Get the facts: homeowners don’t have to repay forbearance amount all at once

Mortgage servicers have been overwhelmed with calls about forbearance plans lately. And, as the industry adapts, we’ve been hearing a few rumors.

Specifically, we’ve heard that many homeowners who may be interested in and eligible for a forbearance plan are holding off because they’re worried about reinstatement – that is they think their only option is to repay the entire forbearance amount all at once at the end of the forbearance plan.

This is simply not true.

Reinstatement is the first option the servicer must consider for homeowners to resolve the missed amount, but it’s not the only one.

Homeowners who receive a forbearance plan are not required to pay back the amount they owe all at once unless they are able to so. Each homeowner is facing a unique financial situation, and there are a variety of options to resolve the missed amount.

Options that may be available to resolve the missed amount

Walk them through their options using Fannie Mae’s post forbearance script (and you can find more complete information in our Servicing Guide), but here’s a quick overview:

Option 1: Reinstatement

Homeowners who are in a position to reinstate their mortgage by paying the full forbearance amount all at once at the end of the forbearance period may do so. However, that’s one of several options, not the only option.

Option 2: Repayment Plan

At the end of forbearance, if homeowners have sufficient income to temporarily pay more than their pre-forbearance mortgage payment, you can set them up in a repayment plan. A portion of the forbearance amount will be paid each month (for up to 12 months) in addition to the homeowner’s regular monthly payment amount.

Option 3: Payment deferral

A payment deferral adds (defers) missed payments (principal and interest) to the end of the mortgage loan term as a non-interest-bearing balance. The balance is due at the maturity date or earlier upon the sale or transfer of the property, refinance of the mortgage loan, or payoff of the interest-bearing balance of the loan.
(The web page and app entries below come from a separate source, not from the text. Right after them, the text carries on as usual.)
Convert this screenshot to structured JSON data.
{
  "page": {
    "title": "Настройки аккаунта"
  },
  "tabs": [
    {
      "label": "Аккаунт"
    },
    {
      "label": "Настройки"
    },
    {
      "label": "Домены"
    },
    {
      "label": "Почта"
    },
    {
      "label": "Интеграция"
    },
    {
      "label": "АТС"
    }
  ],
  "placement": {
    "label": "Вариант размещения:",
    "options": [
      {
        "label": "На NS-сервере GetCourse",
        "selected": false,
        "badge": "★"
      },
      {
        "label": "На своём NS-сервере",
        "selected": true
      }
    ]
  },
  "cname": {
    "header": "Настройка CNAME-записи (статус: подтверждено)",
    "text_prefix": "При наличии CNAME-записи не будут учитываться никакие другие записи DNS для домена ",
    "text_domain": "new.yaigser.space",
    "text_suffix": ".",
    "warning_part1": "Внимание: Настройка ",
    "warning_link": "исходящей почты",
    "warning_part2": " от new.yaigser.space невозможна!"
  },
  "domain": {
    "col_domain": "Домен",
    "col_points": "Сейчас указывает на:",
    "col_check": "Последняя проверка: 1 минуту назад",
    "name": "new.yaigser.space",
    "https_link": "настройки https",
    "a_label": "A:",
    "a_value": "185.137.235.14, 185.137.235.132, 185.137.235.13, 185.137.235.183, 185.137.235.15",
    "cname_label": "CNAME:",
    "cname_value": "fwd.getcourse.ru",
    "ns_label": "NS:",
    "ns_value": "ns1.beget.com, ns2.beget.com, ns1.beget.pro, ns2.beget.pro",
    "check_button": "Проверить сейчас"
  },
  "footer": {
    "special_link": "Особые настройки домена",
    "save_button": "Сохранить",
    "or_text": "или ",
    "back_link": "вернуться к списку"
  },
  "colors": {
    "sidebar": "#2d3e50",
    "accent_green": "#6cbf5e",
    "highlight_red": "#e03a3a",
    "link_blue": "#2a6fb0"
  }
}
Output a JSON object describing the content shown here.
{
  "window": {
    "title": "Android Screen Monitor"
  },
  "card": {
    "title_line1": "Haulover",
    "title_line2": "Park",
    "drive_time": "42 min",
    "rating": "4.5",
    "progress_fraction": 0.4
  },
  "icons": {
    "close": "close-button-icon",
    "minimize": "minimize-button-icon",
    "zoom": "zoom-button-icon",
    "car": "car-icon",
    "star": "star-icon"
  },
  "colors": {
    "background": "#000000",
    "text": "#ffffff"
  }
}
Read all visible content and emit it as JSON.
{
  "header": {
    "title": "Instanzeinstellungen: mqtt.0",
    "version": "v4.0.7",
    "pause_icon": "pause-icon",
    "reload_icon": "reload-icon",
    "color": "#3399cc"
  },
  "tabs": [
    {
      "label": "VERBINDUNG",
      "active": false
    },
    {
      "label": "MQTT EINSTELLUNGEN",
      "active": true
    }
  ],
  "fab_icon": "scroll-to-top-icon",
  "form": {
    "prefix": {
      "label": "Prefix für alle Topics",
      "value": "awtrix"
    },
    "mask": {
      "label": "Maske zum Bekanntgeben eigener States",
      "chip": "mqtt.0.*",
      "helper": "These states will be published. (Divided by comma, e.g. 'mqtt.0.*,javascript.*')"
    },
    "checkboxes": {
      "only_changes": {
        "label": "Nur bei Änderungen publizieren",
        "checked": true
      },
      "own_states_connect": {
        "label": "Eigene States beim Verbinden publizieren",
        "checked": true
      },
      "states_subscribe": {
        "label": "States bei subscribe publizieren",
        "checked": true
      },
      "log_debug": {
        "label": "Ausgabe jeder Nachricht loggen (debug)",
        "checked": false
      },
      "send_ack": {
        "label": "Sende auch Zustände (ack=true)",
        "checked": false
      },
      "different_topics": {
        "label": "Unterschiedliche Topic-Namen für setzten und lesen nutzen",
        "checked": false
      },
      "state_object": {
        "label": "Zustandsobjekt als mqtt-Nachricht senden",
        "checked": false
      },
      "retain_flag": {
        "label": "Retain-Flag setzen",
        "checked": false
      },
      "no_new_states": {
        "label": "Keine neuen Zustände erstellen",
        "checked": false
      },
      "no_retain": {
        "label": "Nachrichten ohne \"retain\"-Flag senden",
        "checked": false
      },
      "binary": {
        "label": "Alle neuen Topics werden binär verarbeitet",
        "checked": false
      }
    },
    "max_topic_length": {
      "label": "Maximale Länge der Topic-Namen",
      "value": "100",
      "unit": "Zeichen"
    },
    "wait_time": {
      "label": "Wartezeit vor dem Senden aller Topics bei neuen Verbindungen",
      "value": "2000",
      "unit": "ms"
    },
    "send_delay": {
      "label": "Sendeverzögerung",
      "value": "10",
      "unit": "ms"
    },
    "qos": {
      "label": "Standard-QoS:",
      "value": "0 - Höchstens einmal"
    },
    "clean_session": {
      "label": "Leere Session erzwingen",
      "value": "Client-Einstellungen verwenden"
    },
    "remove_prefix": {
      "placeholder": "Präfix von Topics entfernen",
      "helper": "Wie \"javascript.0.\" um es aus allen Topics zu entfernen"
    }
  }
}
Option 4: Loan Modification

Homeowners who come to the end of their forbearance period and can no longer afford their pre-forbearance monthly payments may be eligible for a loan modification, which will permanently change the terms of the loan in order to makes their monthly payments more affordable.